The NGI National Spot Gas Average dropped 5 cents to $2.62. Weak next-day power pricing lent a soft tone to the markets, although the soon-to-expire October futures contract managed to hold its ground easing one-tenth of a cent to $2.996 and November lost five-tenths of a cent to $3.050. November crude oil plunged $1.26 to $44.67/bbl.

Next-day power pricing and weakening demand on the West Coast helped soften gas prices from Oregon to Southern California. Intercontinental Exchange reported that on-peak power at SP-15 for Wednesday delivery dropped $6.89 to $39.35/MWh and CAISO forecast that peak power load Tuesday of 39,914 MW would fall to 37,499 MW Wednesday.

Gas at Malin fell 6 cents to $2.85 and parcels at the PG&E Citygate came in 9 cents lower at $3.46. Gas at the SoCal Citygate dropped 16 cents to $3.08, and gas priced at the SoCal Border Average changed hands 9 cents lower at $2.95. Kern Delivery lost 13 cents to $2.93.

Mid-Atlantic points retreated as weak next-day power prices provided little incentive to make incremental gas purchases.

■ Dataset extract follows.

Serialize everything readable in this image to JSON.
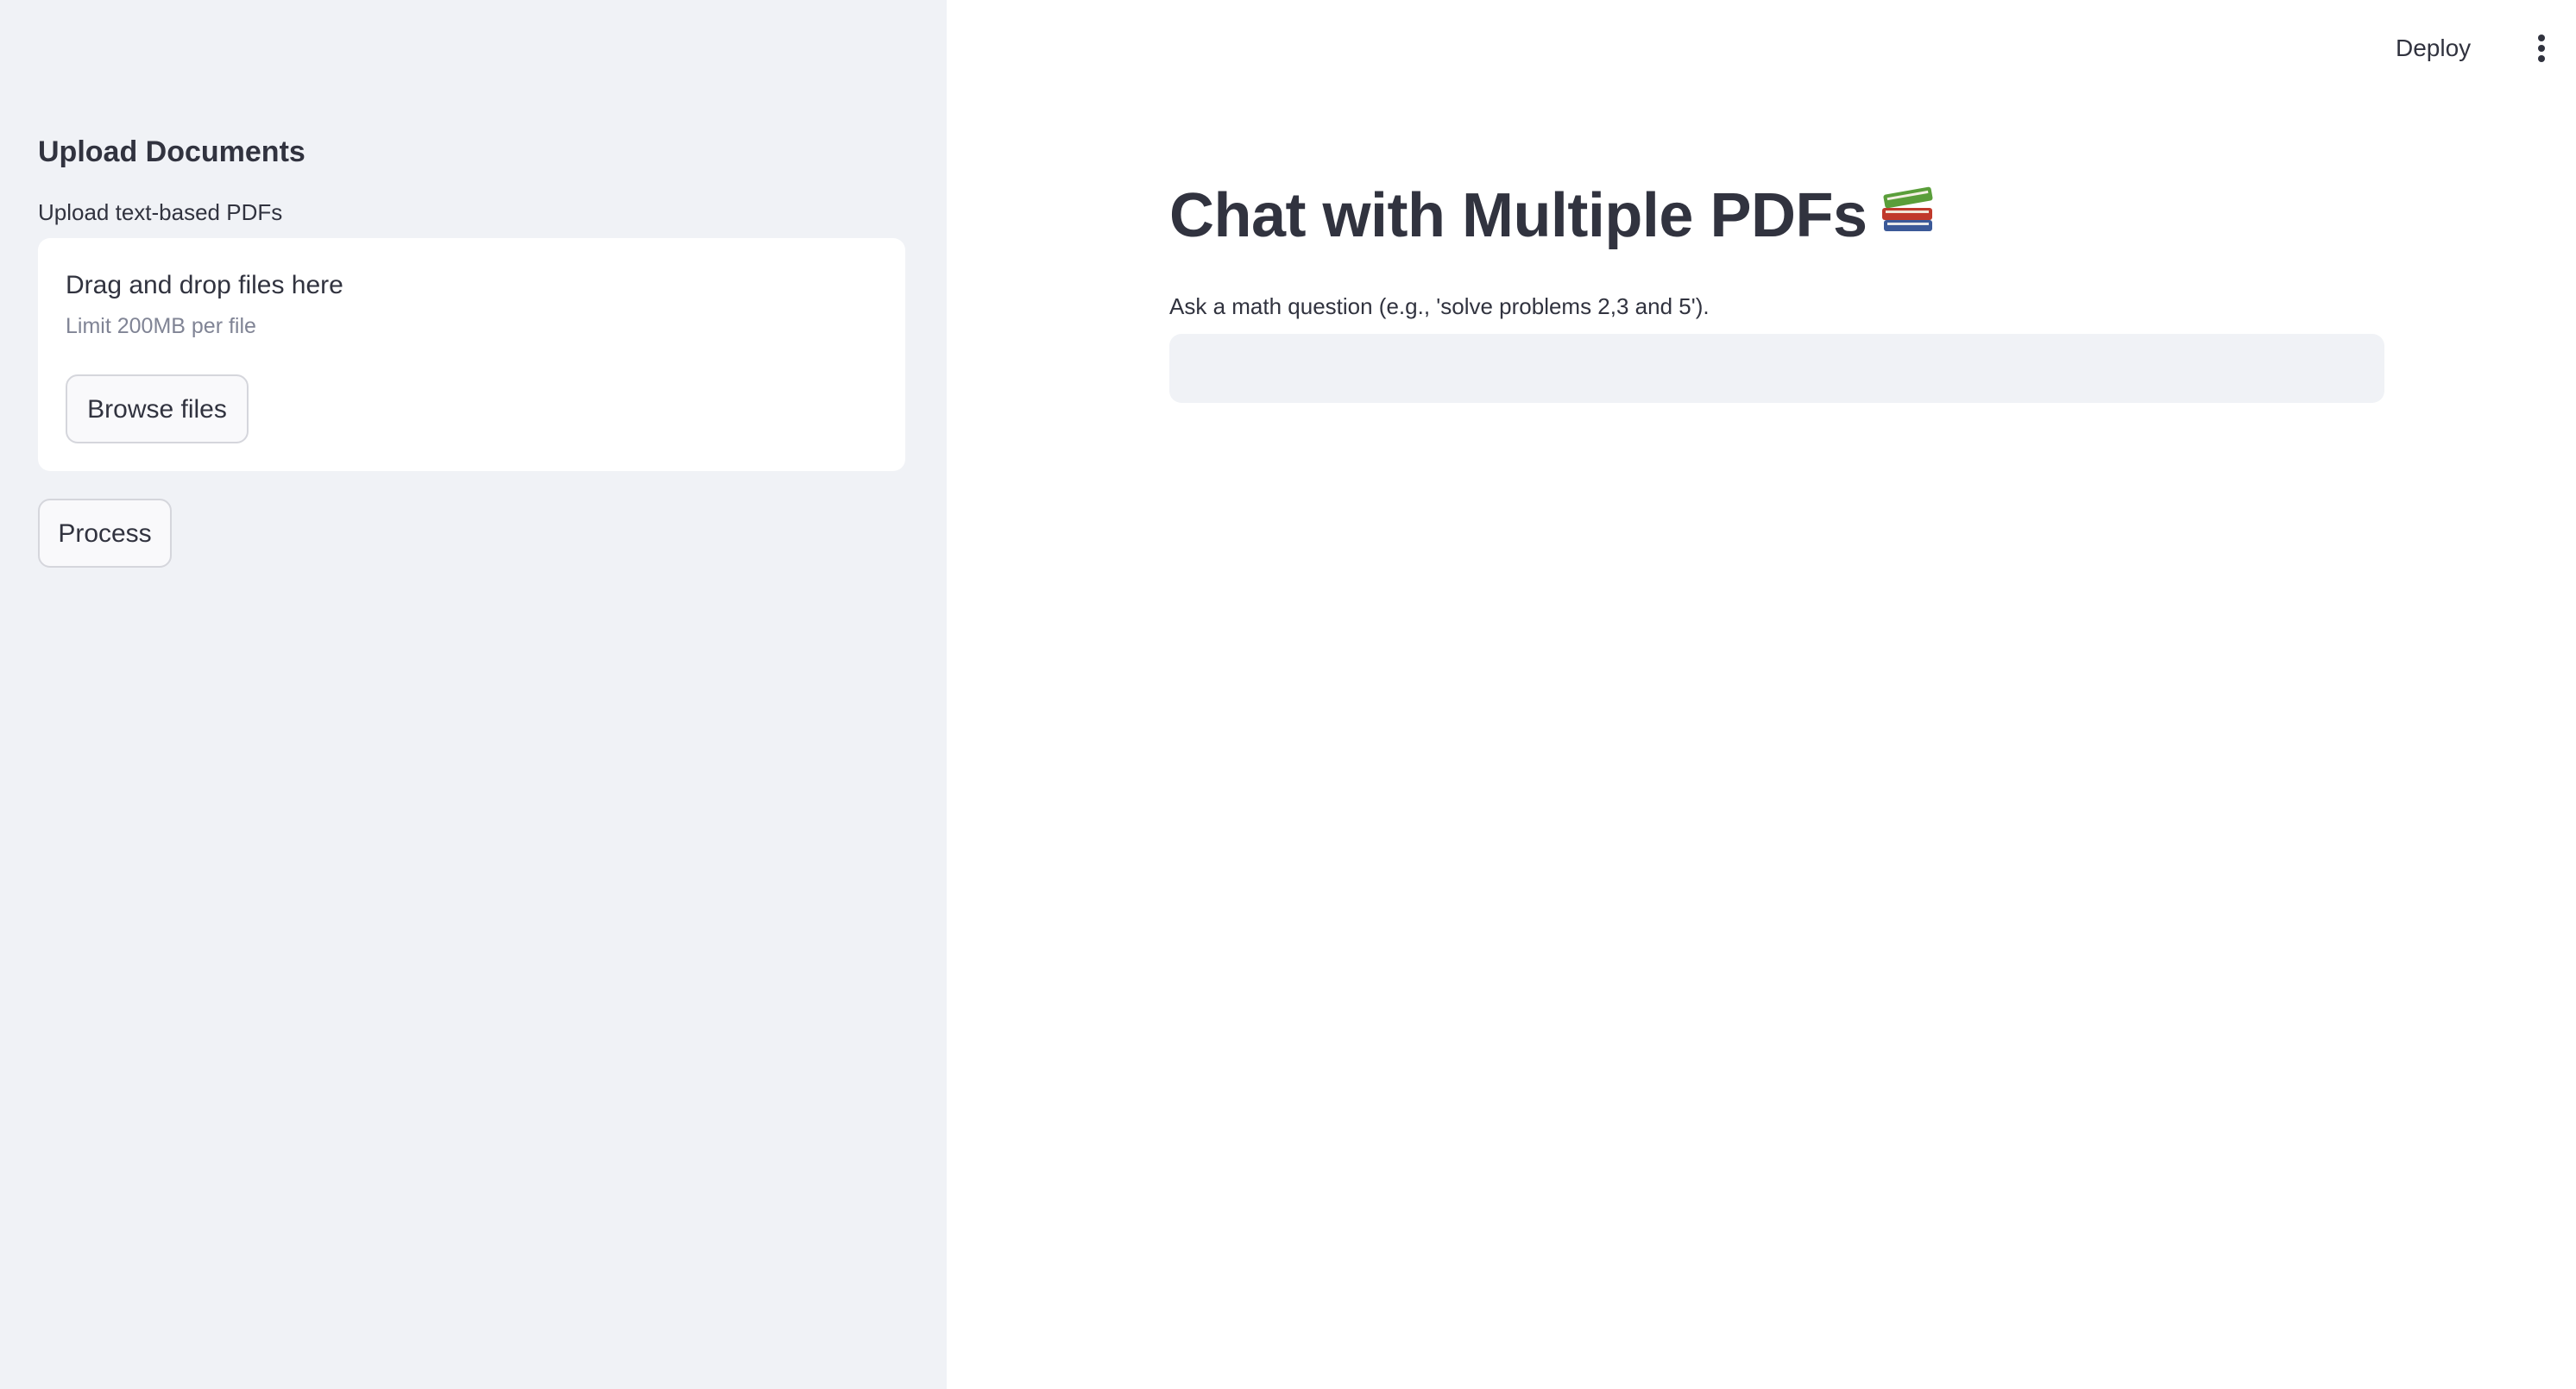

Intercontinental Exchange reported that on-peak power at the New York ISO Zone A (western New York) delivery point fell $13.75 to $23.75/MWh and power across the state at the Zone G terminal shed $9.15 to $24.68/MWh.

Next-day power at the PJM West delivery point fell 83 cents to $29.97/MWh, and Wednesday on-peak power at the Indiana Hub came in $1.50 lower at $3.50.

Gas bound for New York City on Transco Zone 6 dropped under $1 at 98 cents, down 12 cents from Monday’s trading, and gas on Transco Zone 6 non-NY North serving southeasternmost Pennsylvania, Trenton, and southern New Jersey skidded 11 cents to 93 cents.

Major market trading points weakened as well. Gas at the Chicago Citygate was quoted 3 cents lower at $2.96, and deliveries to the Henry Hub fell 2 cents to $3.03. Packages on Panhandle Eastern were seen 2 cents lower at $2.79, and gas at Opal changed hands 6 cents down at $2.81.

“With the weather factor declining in influence, the nearby gas futures are morphing into an even tighter trading range with today’s parameters limited to less than 6 cents,” said Jim Ritterbusch of Ritterbusch and Associates in closing comments Tuesday. “The nearby futures gravitated at around the $3 mark with some possible assistance from today’s option expiration. But tomorrow’s futures expiry should prove to be more important and we see a firm finish given modest discounts on the screen against physical values and the likelihood that remaining speculative shorts will be rolling positions forward into the deferred premiums.

“Although the current Midcontinent cooldown is expected to be followed by another warm-up through the first week of October, seasonal factors are beginning to challenge CDD accumulation in demanding a major deviation from normal before prices are impacted appreciably. We are maintaining a neutral trading bias for now and will look to approach the market off of our previously suggested price parameters of about $2.95-3.17 in referencing the November contract.”

Forecasters are not calling for much in the way of heating or cooling load. WSI Corp. in its Tuesday morning report said, “[Tuesday’s] 11-15 day period forecast is cooler than yesterday’s forecast across the Midcontinent for days 11-14. The West and parts of the Northeast are a little warmer. PWCDDs are down 0.9 for those days to 15.8 for the period. GWHDDs are up 0.8 to 17.7, which is nearly 20 lower than average.

“Forecast confidence remains on the low end of the scale due to uncertainty and model spread, with the long-range track and influence of 97L, as well as fluctuations with the upstream Pacific flow.”

The National Hurricane Center (NHC) in a 2 p.m. EDT report said it was following a tropical wave 350 miles east of Barbados that was “showing signs of organization.” The system had winds near tropical storm force and was moving to the west-northwest at 15 to 20 mph. NHC gave the system a 90% chance of becoming a tropical storm or tropical depression in the succeeding 48 hours.